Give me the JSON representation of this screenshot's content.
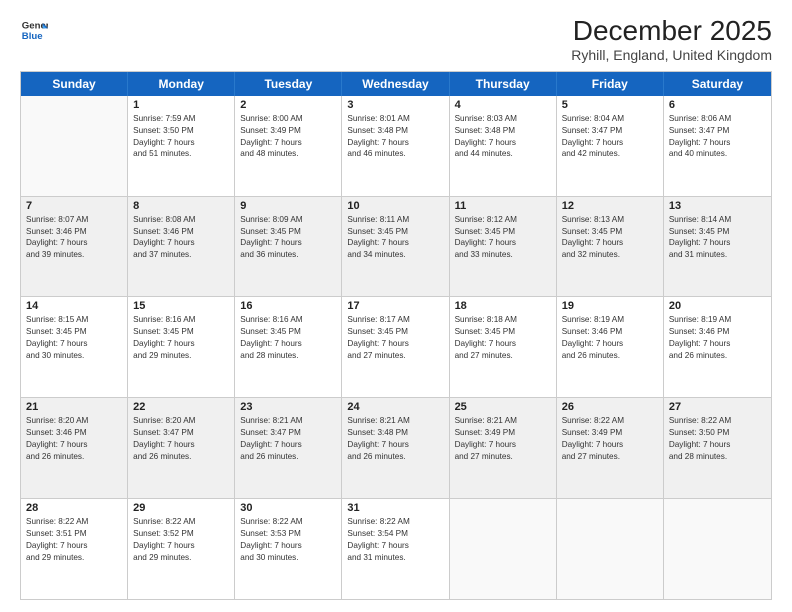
{
  "logo": {
    "line1": "General",
    "line2": "Blue"
  },
  "title": "December 2025",
  "subtitle": "Ryhill, England, United Kingdom",
  "days": [
    "Sunday",
    "Monday",
    "Tuesday",
    "Wednesday",
    "Thursday",
    "Friday",
    "Saturday"
  ],
  "rows": [
    [
      {
        "date": "",
        "lines": [],
        "empty": true
      },
      {
        "date": "1",
        "lines": [
          "Sunrise: 7:59 AM",
          "Sunset: 3:50 PM",
          "Daylight: 7 hours",
          "and 51 minutes."
        ]
      },
      {
        "date": "2",
        "lines": [
          "Sunrise: 8:00 AM",
          "Sunset: 3:49 PM",
          "Daylight: 7 hours",
          "and 48 minutes."
        ]
      },
      {
        "date": "3",
        "lines": [
          "Sunrise: 8:01 AM",
          "Sunset: 3:48 PM",
          "Daylight: 7 hours",
          "and 46 minutes."
        ]
      },
      {
        "date": "4",
        "lines": [
          "Sunrise: 8:03 AM",
          "Sunset: 3:48 PM",
          "Daylight: 7 hours",
          "and 44 minutes."
        ]
      },
      {
        "date": "5",
        "lines": [
          "Sunrise: 8:04 AM",
          "Sunset: 3:47 PM",
          "Daylight: 7 hours",
          "and 42 minutes."
        ]
      },
      {
        "date": "6",
        "lines": [
          "Sunrise: 8:06 AM",
          "Sunset: 3:47 PM",
          "Daylight: 7 hours",
          "and 40 minutes."
        ]
      }
    ],
    [
      {
        "date": "7",
        "lines": [
          "Sunrise: 8:07 AM",
          "Sunset: 3:46 PM",
          "Daylight: 7 hours",
          "and 39 minutes."
        ],
        "shaded": true
      },
      {
        "date": "8",
        "lines": [
          "Sunrise: 8:08 AM",
          "Sunset: 3:46 PM",
          "Daylight: 7 hours",
          "and 37 minutes."
        ],
        "shaded": true
      },
      {
        "date": "9",
        "lines": [
          "Sunrise: 8:09 AM",
          "Sunset: 3:45 PM",
          "Daylight: 7 hours",
          "and 36 minutes."
        ],
        "shaded": true
      },
      {
        "date": "10",
        "lines": [
          "Sunrise: 8:11 AM",
          "Sunset: 3:45 PM",
          "Daylight: 7 hours",
          "and 34 minutes."
        ],
        "shaded": true
      },
      {
        "date": "11",
        "lines": [
          "Sunrise: 8:12 AM",
          "Sunset: 3:45 PM",
          "Daylight: 7 hours",
          "and 33 minutes."
        ],
        "shaded": true
      },
      {
        "date": "12",
        "lines": [
          "Sunrise: 8:13 AM",
          "Sunset: 3:45 PM",
          "Daylight: 7 hours",
          "and 32 minutes."
        ],
        "shaded": true
      },
      {
        "date": "13",
        "lines": [
          "Sunrise: 8:14 AM",
          "Sunset: 3:45 PM",
          "Daylight: 7 hours",
          "and 31 minutes."
        ],
        "shaded": true
      }
    ],
    [
      {
        "date": "14",
        "lines": [
          "Sunrise: 8:15 AM",
          "Sunset: 3:45 PM",
          "Daylight: 7 hours",
          "and 30 minutes."
        ]
      },
      {
        "date": "15",
        "lines": [
          "Sunrise: 8:16 AM",
          "Sunset: 3:45 PM",
          "Daylight: 7 hours",
          "and 29 minutes."
        ]
      },
      {
        "date": "16",
        "lines": [
          "Sunrise: 8:16 AM",
          "Sunset: 3:45 PM",
          "Daylight: 7 hours",
          "and 28 minutes."
        ]
      },
      {
        "date": "17",
        "lines": [
          "Sunrise: 8:17 AM",
          "Sunset: 3:45 PM",
          "Daylight: 7 hours",
          "and 27 minutes."
        ]
      },
      {
        "date": "18",
        "lines": [
          "Sunrise: 8:18 AM",
          "Sunset: 3:45 PM",
          "Daylight: 7 hours",
          "and 27 minutes."
        ]
      },
      {
        "date": "19",
        "lines": [
          "Sunrise: 8:19 AM",
          "Sunset: 3:46 PM",
          "Daylight: 7 hours",
          "and 26 minutes."
        ]
      },
      {
        "date": "20",
        "lines": [
          "Sunrise: 8:19 AM",
          "Sunset: 3:46 PM",
          "Daylight: 7 hours",
          "and 26 minutes."
        ]
      }
    ],
    [
      {
        "date": "21",
        "lines": [
          "Sunrise: 8:20 AM",
          "Sunset: 3:46 PM",
          "Daylight: 7 hours",
          "and 26 minutes."
        ],
        "shaded": true
      },
      {
        "date": "22",
        "lines": [
          "Sunrise: 8:20 AM",
          "Sunset: 3:47 PM",
          "Daylight: 7 hours",
          "and 26 minutes."
        ],
        "shaded": true
      },
      {
        "date": "23",
        "lines": [
          "Sunrise: 8:21 AM",
          "Sunset: 3:47 PM",
          "Daylight: 7 hours",
          "and 26 minutes."
        ],
        "shaded": true
      },
      {
        "date": "24",
        "lines": [
          "Sunrise: 8:21 AM",
          "Sunset: 3:48 PM",
          "Daylight: 7 hours",
          "and 26 minutes."
        ],
        "shaded": true
      },
      {
        "date": "25",
        "lines": [
          "Sunrise: 8:21 AM",
          "Sunset: 3:49 PM",
          "Daylight: 7 hours",
          "and 27 minutes."
        ],
        "shaded": true
      },
      {
        "date": "26",
        "lines": [
          "Sunrise: 8:22 AM",
          "Sunset: 3:49 PM",
          "Daylight: 7 hours",
          "and 27 minutes."
        ],
        "shaded": true
      },
      {
        "date": "27",
        "lines": [
          "Sunrise: 8:22 AM",
          "Sunset: 3:50 PM",
          "Daylight: 7 hours",
          "and 28 minutes."
        ],
        "shaded": true
      }
    ],
    [
      {
        "date": "28",
        "lines": [
          "Sunrise: 8:22 AM",
          "Sunset: 3:51 PM",
          "Daylight: 7 hours",
          "and 29 minutes."
        ]
      },
      {
        "date": "29",
        "lines": [
          "Sunrise: 8:22 AM",
          "Sunset: 3:52 PM",
          "Daylight: 7 hours",
          "and 29 minutes."
        ]
      },
      {
        "date": "30",
        "lines": [
          "Sunrise: 8:22 AM",
          "Sunset: 3:53 PM",
          "Daylight: 7 hours",
          "and 30 minutes."
        ]
      },
      {
        "date": "31",
        "lines": [
          "Sunrise: 8:22 AM",
          "Sunset: 3:54 PM",
          "Daylight: 7 hours",
          "and 31 minutes."
        ]
      },
      {
        "date": "",
        "lines": [],
        "empty": true
      },
      {
        "date": "",
        "lines": [],
        "empty": true
      },
      {
        "date": "",
        "lines": [],
        "empty": true
      }
    ]
  ]
}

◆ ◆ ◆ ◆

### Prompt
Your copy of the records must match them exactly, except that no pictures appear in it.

### Solution to this exercise
Give me the JSON representation of this screenshot's content.
{
  "logo": {
    "line1": "General",
    "line2": "Blue"
  },
  "title": "December 2025",
  "subtitle": "Ryhill, England, United Kingdom",
  "days": [
    "Sunday",
    "Monday",
    "Tuesday",
    "Wednesday",
    "Thursday",
    "Friday",
    "Saturday"
  ],
  "rows": [
    [
      {
        "date": "",
        "lines": [],
        "empty": true
      },
      {
        "date": "1",
        "lines": [
          "Sunrise: 7:59 AM",
          "Sunset: 3:50 PM",
          "Daylight: 7 hours",
          "and 51 minutes."
        ]
      },
      {
        "date": "2",
        "lines": [
          "Sunrise: 8:00 AM",
          "Sunset: 3:49 PM",
          "Daylight: 7 hours",
          "and 48 minutes."
        ]
      },
      {
        "date": "3",
        "lines": [
          "Sunrise: 8:01 AM",
          "Sunset: 3:48 PM",
          "Daylight: 7 hours",
          "and 46 minutes."
        ]
      },
      {
        "date": "4",
        "lines": [
          "Sunrise: 8:03 AM",
          "Sunset: 3:48 PM",
          "Daylight: 7 hours",
          "and 44 minutes."
        ]
      },
      {
        "date": "5",
        "lines": [
          "Sunrise: 8:04 AM",
          "Sunset: 3:47 PM",
          "Daylight: 7 hours",
          "and 42 minutes."
        ]
      },
      {
        "date": "6",
        "lines": [
          "Sunrise: 8:06 AM",
          "Sunset: 3:47 PM",
          "Daylight: 7 hours",
          "and 40 minutes."
        ]
      }
    ],
    [
      {
        "date": "7",
        "lines": [
          "Sunrise: 8:07 AM",
          "Sunset: 3:46 PM",
          "Daylight: 7 hours",
          "and 39 minutes."
        ],
        "shaded": true
      },
      {
        "date": "8",
        "lines": [
          "Sunrise: 8:08 AM",
          "Sunset: 3:46 PM",
          "Daylight: 7 hours",
          "and 37 minutes."
        ],
        "shaded": true
      },
      {
        "date": "9",
        "lines": [
          "Sunrise: 8:09 AM",
          "Sunset: 3:45 PM",
          "Daylight: 7 hours",
          "and 36 minutes."
        ],
        "shaded": true
      },
      {
        "date": "10",
        "lines": [
          "Sunrise: 8:11 AM",
          "Sunset: 3:45 PM",
          "Daylight: 7 hours",
          "and 34 minutes."
        ],
        "shaded": true
      },
      {
        "date": "11",
        "lines": [
          "Sunrise: 8:12 AM",
          "Sunset: 3:45 PM",
          "Daylight: 7 hours",
          "and 33 minutes."
        ],
        "shaded": true
      },
      {
        "date": "12",
        "lines": [
          "Sunrise: 8:13 AM",
          "Sunset: 3:45 PM",
          "Daylight: 7 hours",
          "and 32 minutes."
        ],
        "shaded": true
      },
      {
        "date": "13",
        "lines": [
          "Sunrise: 8:14 AM",
          "Sunset: 3:45 PM",
          "Daylight: 7 hours",
          "and 31 minutes."
        ],
        "shaded": true
      }
    ],
    [
      {
        "date": "14",
        "lines": [
          "Sunrise: 8:15 AM",
          "Sunset: 3:45 PM",
          "Daylight: 7 hours",
          "and 30 minutes."
        ]
      },
      {
        "date": "15",
        "lines": [
          "Sunrise: 8:16 AM",
          "Sunset: 3:45 PM",
          "Daylight: 7 hours",
          "and 29 minutes."
        ]
      },
      {
        "date": "16",
        "lines": [
          "Sunrise: 8:16 AM",
          "Sunset: 3:45 PM",
          "Daylight: 7 hours",
          "and 28 minutes."
        ]
      },
      {
        "date": "17",
        "lines": [
          "Sunrise: 8:17 AM",
          "Sunset: 3:45 PM",
          "Daylight: 7 hours",
          "and 27 minutes."
        ]
      },
      {
        "date": "18",
        "lines": [
          "Sunrise: 8:18 AM",
          "Sunset: 3:45 PM",
          "Daylight: 7 hours",
          "and 27 minutes."
        ]
      },
      {
        "date": "19",
        "lines": [
          "Sunrise: 8:19 AM",
          "Sunset: 3:46 PM",
          "Daylight: 7 hours",
          "and 26 minutes."
        ]
      },
      {
        "date": "20",
        "lines": [
          "Sunrise: 8:19 AM",
          "Sunset: 3:46 PM",
          "Daylight: 7 hours",
          "and 26 minutes."
        ]
      }
    ],
    [
      {
        "date": "21",
        "lines": [
          "Sunrise: 8:20 AM",
          "Sunset: 3:46 PM",
          "Daylight: 7 hours",
          "and 26 minutes."
        ],
        "shaded": true
      },
      {
        "date": "22",
        "lines": [
          "Sunrise: 8:20 AM",
          "Sunset: 3:47 PM",
          "Daylight: 7 hours",
          "and 26 minutes."
        ],
        "shaded": true
      },
      {
        "date": "23",
        "lines": [
          "Sunrise: 8:21 AM",
          "Sunset: 3:47 PM",
          "Daylight: 7 hours",
          "and 26 minutes."
        ],
        "shaded": true
      },
      {
        "date": "24",
        "lines": [
          "Sunrise: 8:21 AM",
          "Sunset: 3:48 PM",
          "Daylight: 7 hours",
          "and 26 minutes."
        ],
        "shaded": true
      },
      {
        "date": "25",
        "lines": [
          "Sunrise: 8:21 AM",
          "Sunset: 3:49 PM",
          "Daylight: 7 hours",
          "and 27 minutes."
        ],
        "shaded": true
      },
      {
        "date": "26",
        "lines": [
          "Sunrise: 8:22 AM",
          "Sunset: 3:49 PM",
          "Daylight: 7 hours",
          "and 27 minutes."
        ],
        "shaded": true
      },
      {
        "date": "27",
        "lines": [
          "Sunrise: 8:22 AM",
          "Sunset: 3:50 PM",
          "Daylight: 7 hours",
          "and 28 minutes."
        ],
        "shaded": true
      }
    ],
    [
      {
        "date": "28",
        "lines": [
          "Sunrise: 8:22 AM",
          "Sunset: 3:51 PM",
          "Daylight: 7 hours",
          "and 29 minutes."
        ]
      },
      {
        "date": "29",
        "lines": [
          "Sunrise: 8:22 AM",
          "Sunset: 3:52 PM",
          "Daylight: 7 hours",
          "and 29 minutes."
        ]
      },
      {
        "date": "30",
        "lines": [
          "Sunrise: 8:22 AM",
          "Sunset: 3:53 PM",
          "Daylight: 7 hours",
          "and 30 minutes."
        ]
      },
      {
        "date": "31",
        "lines": [
          "Sunrise: 8:22 AM",
          "Sunset: 3:54 PM",
          "Daylight: 7 hours",
          "and 31 minutes."
        ]
      },
      {
        "date": "",
        "lines": [],
        "empty": true
      },
      {
        "date": "",
        "lines": [],
        "empty": true
      },
      {
        "date": "",
        "lines": [],
        "empty": true
      }
    ]
  ]
}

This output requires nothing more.